Commenting on The Queen’s Award, Andy Ransom, Chief Executive of Rentokil Initial plc said: “We are extremely proud to receive The Queen’s Award for Enterprise. Being acknowledged in this way is a fantastic achievement and is testament to the hard work and commitment of our colleagues across the world.”
Olympian task of preventing disease at 2016 Rio Games
The eyes of the world were on Brazil last summer as tens of thousands of visitors and athletes arrived for the Rio 2016 Summer Olympic and Paralympic Games. And understandably, the health and safety of everyone attending the Games was of absolute importance to the International Olympic Committee.
Ahead of the Games, Rentokil was appointed to undertake pest control and mosquito control services as part of the extensive risk management approach that was undertaken by the Rio 2016 Organising Committee.
Rentokil is Brazil’s leading provider of pest control services and has been supporting businesses, public authorities and residential customers there since 2012.
The company commenced work for the Games in May 2016, providing an intensive range of preventative pest control services to the Athletes’ Village, Operating Village, three Media Villages, arenas, stadiums and the Olympic Parks, including hospitality areas.
A core team of 20 technicians provided a full range of services to keep rodents, flies, insects, birds, and mosquitoes at bay. Each member of the team undertook additional technical and operational training to work under the specific procedures of the Rio 2016 Organising Committee.
The Rentokil team was able to monitor and apply new applications where required, and was available 24/7 to undertake preventive and corrective services as required, particularly in priority areas such as the Athletes’ Village.
Much attention ahead of the Games focused on the harrowing effects of the Zika virus in Brazil and around the world, and thus Rentokil set about delivering the most extensive mosquito control programme ever undertaken for an event of this scale.
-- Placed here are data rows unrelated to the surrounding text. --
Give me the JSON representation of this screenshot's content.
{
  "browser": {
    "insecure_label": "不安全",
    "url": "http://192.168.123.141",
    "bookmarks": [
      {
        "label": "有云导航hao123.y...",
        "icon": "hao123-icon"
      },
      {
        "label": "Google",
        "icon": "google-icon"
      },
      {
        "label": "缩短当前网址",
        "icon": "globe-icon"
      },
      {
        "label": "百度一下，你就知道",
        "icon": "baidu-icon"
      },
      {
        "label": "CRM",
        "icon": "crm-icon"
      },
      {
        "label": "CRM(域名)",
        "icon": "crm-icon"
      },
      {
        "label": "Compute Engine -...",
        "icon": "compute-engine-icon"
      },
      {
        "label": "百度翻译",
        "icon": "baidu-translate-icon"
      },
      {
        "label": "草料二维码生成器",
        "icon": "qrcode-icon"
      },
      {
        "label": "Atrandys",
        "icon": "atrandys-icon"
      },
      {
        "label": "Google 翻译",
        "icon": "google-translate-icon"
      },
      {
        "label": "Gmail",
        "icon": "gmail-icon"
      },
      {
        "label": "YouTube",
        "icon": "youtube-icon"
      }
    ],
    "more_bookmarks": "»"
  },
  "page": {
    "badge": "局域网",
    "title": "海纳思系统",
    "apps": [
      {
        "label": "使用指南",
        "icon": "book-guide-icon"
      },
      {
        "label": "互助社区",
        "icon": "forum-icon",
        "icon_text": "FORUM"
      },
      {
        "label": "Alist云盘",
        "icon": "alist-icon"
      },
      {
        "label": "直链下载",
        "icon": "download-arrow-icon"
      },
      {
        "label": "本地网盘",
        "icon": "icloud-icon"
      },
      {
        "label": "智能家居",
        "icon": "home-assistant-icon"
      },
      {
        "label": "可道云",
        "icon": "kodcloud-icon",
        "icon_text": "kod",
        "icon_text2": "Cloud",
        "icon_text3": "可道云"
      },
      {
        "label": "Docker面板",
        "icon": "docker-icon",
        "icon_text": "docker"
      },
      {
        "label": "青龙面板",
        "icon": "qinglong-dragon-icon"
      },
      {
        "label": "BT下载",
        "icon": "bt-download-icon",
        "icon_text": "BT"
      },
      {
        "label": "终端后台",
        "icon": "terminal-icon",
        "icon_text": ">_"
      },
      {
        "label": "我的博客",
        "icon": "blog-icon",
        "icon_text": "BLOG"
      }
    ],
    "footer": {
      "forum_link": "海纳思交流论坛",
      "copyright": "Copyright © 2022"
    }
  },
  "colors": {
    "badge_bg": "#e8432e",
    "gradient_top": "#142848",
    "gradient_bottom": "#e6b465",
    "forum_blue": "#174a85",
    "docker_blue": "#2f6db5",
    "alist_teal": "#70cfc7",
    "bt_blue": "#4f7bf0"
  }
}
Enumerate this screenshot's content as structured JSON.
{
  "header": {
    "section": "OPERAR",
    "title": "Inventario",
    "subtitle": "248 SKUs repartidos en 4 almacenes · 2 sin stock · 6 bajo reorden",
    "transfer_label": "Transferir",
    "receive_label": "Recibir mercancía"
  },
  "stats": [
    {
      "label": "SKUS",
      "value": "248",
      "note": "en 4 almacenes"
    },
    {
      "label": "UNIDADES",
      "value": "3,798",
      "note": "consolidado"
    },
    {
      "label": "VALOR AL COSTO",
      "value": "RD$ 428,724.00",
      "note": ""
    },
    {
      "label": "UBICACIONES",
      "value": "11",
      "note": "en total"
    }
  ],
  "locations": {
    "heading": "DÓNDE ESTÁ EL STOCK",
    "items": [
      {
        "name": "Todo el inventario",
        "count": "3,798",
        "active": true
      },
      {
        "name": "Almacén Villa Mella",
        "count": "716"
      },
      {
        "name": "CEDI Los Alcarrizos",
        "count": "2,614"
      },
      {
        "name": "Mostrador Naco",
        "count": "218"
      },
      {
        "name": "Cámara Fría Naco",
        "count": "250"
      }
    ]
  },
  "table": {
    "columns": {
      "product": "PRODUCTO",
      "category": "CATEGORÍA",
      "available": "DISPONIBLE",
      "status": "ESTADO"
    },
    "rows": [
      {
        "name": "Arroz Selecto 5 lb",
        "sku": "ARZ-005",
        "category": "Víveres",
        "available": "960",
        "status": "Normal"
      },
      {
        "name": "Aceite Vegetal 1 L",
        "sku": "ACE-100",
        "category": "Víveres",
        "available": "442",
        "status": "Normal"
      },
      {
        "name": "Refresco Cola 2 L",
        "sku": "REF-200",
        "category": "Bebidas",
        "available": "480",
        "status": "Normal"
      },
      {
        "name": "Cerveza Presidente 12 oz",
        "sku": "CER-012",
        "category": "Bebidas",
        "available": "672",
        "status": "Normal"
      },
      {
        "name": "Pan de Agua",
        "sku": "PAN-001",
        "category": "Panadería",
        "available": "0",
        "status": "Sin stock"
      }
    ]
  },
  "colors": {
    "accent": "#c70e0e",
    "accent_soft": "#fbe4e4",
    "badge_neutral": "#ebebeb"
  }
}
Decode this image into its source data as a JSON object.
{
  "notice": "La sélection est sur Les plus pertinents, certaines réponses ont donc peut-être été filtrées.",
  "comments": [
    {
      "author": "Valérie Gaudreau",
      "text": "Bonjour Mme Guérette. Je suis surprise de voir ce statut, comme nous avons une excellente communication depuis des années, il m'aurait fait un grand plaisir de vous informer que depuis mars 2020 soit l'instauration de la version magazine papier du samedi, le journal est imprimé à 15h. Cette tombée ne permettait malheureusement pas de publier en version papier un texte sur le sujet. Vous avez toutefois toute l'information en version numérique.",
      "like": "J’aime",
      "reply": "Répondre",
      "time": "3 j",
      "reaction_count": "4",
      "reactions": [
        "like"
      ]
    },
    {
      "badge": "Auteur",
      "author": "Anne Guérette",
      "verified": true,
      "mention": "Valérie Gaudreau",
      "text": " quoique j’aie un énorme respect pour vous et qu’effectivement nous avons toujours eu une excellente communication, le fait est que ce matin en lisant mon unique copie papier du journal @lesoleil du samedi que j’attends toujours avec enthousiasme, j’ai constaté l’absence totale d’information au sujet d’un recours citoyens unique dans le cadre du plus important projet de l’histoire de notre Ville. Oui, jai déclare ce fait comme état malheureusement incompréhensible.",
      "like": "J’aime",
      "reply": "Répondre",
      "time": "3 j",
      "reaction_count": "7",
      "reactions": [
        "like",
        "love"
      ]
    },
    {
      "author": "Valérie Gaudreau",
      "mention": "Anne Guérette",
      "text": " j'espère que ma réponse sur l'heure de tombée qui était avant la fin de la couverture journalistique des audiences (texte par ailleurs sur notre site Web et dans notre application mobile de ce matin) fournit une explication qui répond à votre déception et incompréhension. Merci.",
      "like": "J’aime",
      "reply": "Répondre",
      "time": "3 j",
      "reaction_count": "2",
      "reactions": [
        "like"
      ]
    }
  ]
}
Despite large areas of open water, poor sanitation in parts of Rio (ideal conditions in which larvae can develop) and high temperatures, the combination of Rentokil’s service, highly-trained and dedicated technicians and the introduction of new innovations delivered a highly effective prevention service.
French polo player Mehdi Maezouki commented in the French media that, with all that appeared in the international press, he was apprehensive about attending the Rio Olympic Games. However, he added after the Games that he had experienced no problems, saying, “Zika? I did not see a mosquito in Rio. I see many more in Paris”.